The Case Against the Case Against the Parent Trigger

Published April 22, 2011

Empowering parents to turn around failing public schools terrifies teacher unions, administrators, and education bureaucrats—in short, everyone with a stake in preserving the disgraceful status quo and resisting innovative reforms.

If that isn’t reason enough to support Gov. John Kasich’s plan to adapt a groundbreaking California law for the Buckeye State, consider not only who opposes parent empowerment but their reasons why.

The program’s called the “parent trigger.” If at least half of the parents of children attending a failing school sign a petition, the local school district must undertake one of several prescribed reforms. Under Kasich’s proposal, options would include reopening the school as an independent community school; contracting with another school district or a nonprofit or qualified for-profit school management company; replacing 70 percent of the staff; or turning operation of the school over to the state department of education.

The Parent Trigger has powerful enemies, both in California (where the law was passed in 2010) and now in Ohio, where the proposal is part of Kasich’s budget. Here are four frequently heard arguments against parent empowerment—and four responses.

The Parent Trigger is unnecessary. Parents already have plenty of ways to get involved with their children’s schools, from the PTA to school-site councils and advisory groups. And they can always air their grievances with the school board, which is elected and presumably accountable to voters.

Those are all fine institutions, as far as they go. But the PTA is too often merely the parents auxiliary of the teacher unions. Likewise, school-site councils and similar advisory groups are easily co-opted by special interests. And school board elections rarely attract more than 5 percent of eligible voters in off-year elections.

Also, all of those groups have to balance the interests of parents and children with the interests of others—teachers, janitors, bus drivers, bureaucrats, and sundry “stakeholders.” The Parent Trigger places a check on those other interests by empowering the one special interest that matters most but rarely has a voice.

The Parent Trigger is too democratic. Giving parents a greater voice in education is fraught with peril, opponents argue, because parents don’t have the credentials and know-how to run a modern school.
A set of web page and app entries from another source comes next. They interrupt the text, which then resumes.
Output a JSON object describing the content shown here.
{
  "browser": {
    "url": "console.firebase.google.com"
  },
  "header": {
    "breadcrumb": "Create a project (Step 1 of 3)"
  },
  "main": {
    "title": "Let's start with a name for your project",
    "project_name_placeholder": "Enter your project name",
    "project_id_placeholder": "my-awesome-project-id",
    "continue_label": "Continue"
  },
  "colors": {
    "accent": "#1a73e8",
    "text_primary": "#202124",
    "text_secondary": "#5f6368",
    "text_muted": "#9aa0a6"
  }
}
“Passionate parents may want to take over a school but may lack expertise on how to run it,” state Rep. John Patrick Carney (D-Columbus) told the Dayton Daily News last month.

Jeffrey J. Mims, Jr., a new member of Ohio’s State Board of Education, was even more condescending. The Parent Trigger, he said, is “another gimmick” that would be “a waste of money, a waste of time, and a waste of the educational lives of children.”

Mims was until last year president of Dayton’s school board, where he served for three years. And how did Dayton’s schools perform during his tenure? The Dayton Public School District has been on “academic watch” since 2007, and 12 of the district’s 23 elementary schools are classified as “academic emergency,” the lowest possible state ranking.

If that’s what expertise delivers, bring on the parents!

The Parent Trigger isn’t transparent enough. California opponents of the Parent Trigger complained that the very low-income parents at McKinley Elementary School in the south-central Los Angeles city of Compton had professional help from a liberal activist group with ties to Green Dot Charter Schools and accused them of tricking dozens of parents into signing the petition.

In fact, the Compton parents’ petition specified a different charter management company, not Green Dot, the alleged misinformation and trickery were never demonstrated, and only a handful of parents rescinded their signatures from the petition.

Given the advantages school districts already hold, it’s tough to see why parent groups should be forced to be more transparent than school district employees. If parents are forced to file official notice they plan to engage in a petition drive to reform a failing school, it’s only fair that they be given access to the data and resources a district or its union surrogates might use to oppose them.

Districts should be held to tight deadlines for evaluating parent petitions, signature verifications should be straightforward, and the law should provide harsh penalties for public school officials who harass or intimidate parents from participating.

The Parent Trigger is divisive. So is democracy. Happy parents don’t sign petitions. They might or might not choose to “pull the trigger,” but when there’s a problem, they have a right to challenge the indefensible status quo.

A parent empowerment law can reframe the way parents and policymakers approach education reform. Ohio parents deserve that choice.

Ben Boychuk ([email protected]) is managing editor of The Heartland Institute’s School Reform News. (Visit on the Web at or follow on Twitter at